According to The Breeze’s COVID-19 dashboard, JMU has logged 307 active cases and 1,062 recovered cases. Students and employees are counted as recovered 10 days after they’re tested. The positivity rate of tests conducted at UHC since Aug. 17 is 31.94%, though Read said this is because UHC only tests symptomatic individuals. 

Read said JMU has no target number of cases or positivity rate it’s aiming to hit before issuing students the OK to return, but it’s paying special attention to the number of faculty members who test positive. Read said employees are the focus because they may be more vulnerable to the repercussions of the virus. Eight employees have self-reported a positive test since Aug. 24.

Although the number of active COVID-19 cases in Harrisonburg jumped from four before JMU returned Aug. 21 to 2,293 cases as of Sept. 16, Read said “we’re in really good shape” in terms of local hospital infrastructure. Read said Sentara RMH reported maintaining sufficient medical supplies and bed capacity to care for patients.

“It’s probably a little too early to tell if cases are transmitting from the JMU population,” Read said. “… We unfortunately expected the uptick in cases. I think it spread faster than we anticipated, and because we care about the community, that’s why we made this transition.”

Read said JMU is “in lock step” with Mayor Deanna Reed and city emergency planners.

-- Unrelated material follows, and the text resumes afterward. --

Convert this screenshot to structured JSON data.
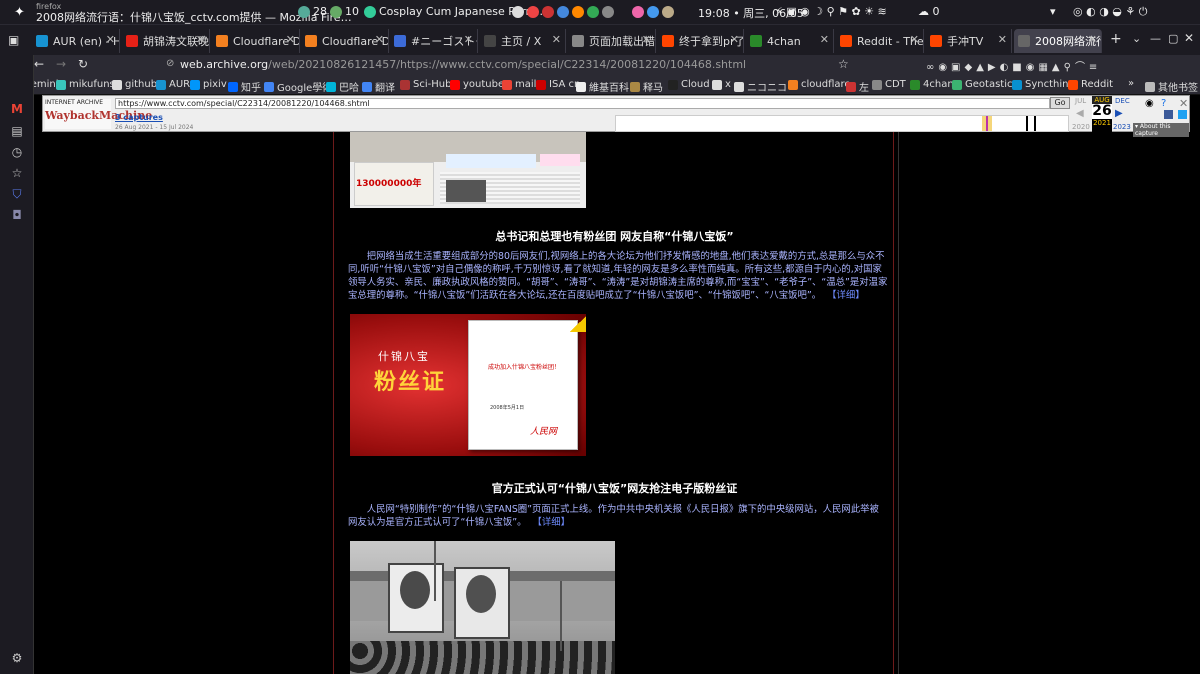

Read said an illustration of their partnership is Vice President for Student Affairs Tim Miller’s ride alongs with police to bust parties. Another example Read provided is Harrisonburg’s ordinance declaring 50 person gatherings illegal, however, when the Harrisonburg Police Department disperses a party with over 10 JMU students, they take names and slip the information to the university.

Harrisonburg’s Director of Communications Michael Parks said in addition to being in contact with JMU daily, the city is investigating additional ways to mitigate the spread of the virus, including developing a way to communicate directly with students. Parks said the number of cases and how rapidly they popped up is “alarming but not unexpected.”

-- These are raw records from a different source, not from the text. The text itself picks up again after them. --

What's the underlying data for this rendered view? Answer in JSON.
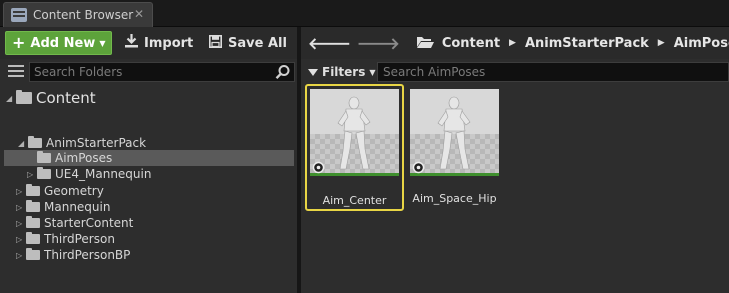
{
  "tab": {
    "title": "Content Browser",
    "close": "✕"
  },
  "toolbar": {
    "add_new": "Add New",
    "import": "Import",
    "save_all": "Save All"
  },
  "folder_search": {
    "placeholder": "Search Folders"
  },
  "tree": {
    "root": "Content",
    "items": [
      {
        "label": "AnimStarterPack",
        "expanded": true
      },
      {
        "label": "AimPoses",
        "selected": true
      },
      {
        "label": "UE4_Mannequin",
        "expanded": false
      },
      {
        "label": "Geometry",
        "expanded": false
      },
      {
        "label": "Mannequin",
        "expanded": false
      },
      {
        "label": "StarterContent",
        "expanded": false
      },
      {
        "label": "ThirdPerson",
        "expanded": false
      },
      {
        "label": "ThirdPersonBP",
        "expanded": false
      }
    ]
  },
  "path": {
    "crumbs": [
      "Content",
      "AnimStarterPack",
      "AimPoses"
    ]
  },
  "filters": {
    "label": "Filters",
    "search_placeholder": "Search AimPoses"
  },
  "assets": [
    {
      "name": "Aim_Center",
      "selected": true
    },
    {
      "name": "Aim_Space_Hip",
      "selected": false
    }
  ],
  "colors": {
    "add_new": "#5da33b",
    "selection_outline": "#e8d545",
    "panel_bg": "#2d2d2d"
  }
}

“It would’ve been a miracle not to see a spike in cases,” Parks said. “We nearly doubled the size of the population of Harrisonburg.”

Although Read said she’s “confident” in JMU’s ability to reintroduce students on campus, Bernard said he “highly doubt[s]” students will be invited to return in October. He said he expected the university to monitor students’ daily check-ins on the LiveSafe app more rigorously — perhaps by requiring students to flash their green check denoting their symptomlessness before entering classrooms and dining halls — but Bernard said he experienced no repercussions for forgetting to conduct a daily check-in. He said he also navigated swarming dining halls and witnessed other students inappropriately wearing their masks.

“I prefer in-person classes,” Bernard said. “But I’m fully prepared for the email on September 25 that says, ‘Unfortunately, students, we cannot come back. We’ll try again in the spring.’”

Bernard said he thinks JMU should assign students dining times to cut down congestion and require entry testing before students return to campus — something JMU has expressed it won’t do, citing CDC recommendations.

Parks’ advice for students if they return is to stay home because “you’re safer in your pod.”

“Every single person has to do their part,” Parks said. “… Just one person not doing that can contribute to the spread … but we can’t force people to care about the wellbeing of this community.”

Contact Brice Estes at For more coverage of JMU and Harrisonburg news, follow the news desk on Twitter @BreezeNewsJMU.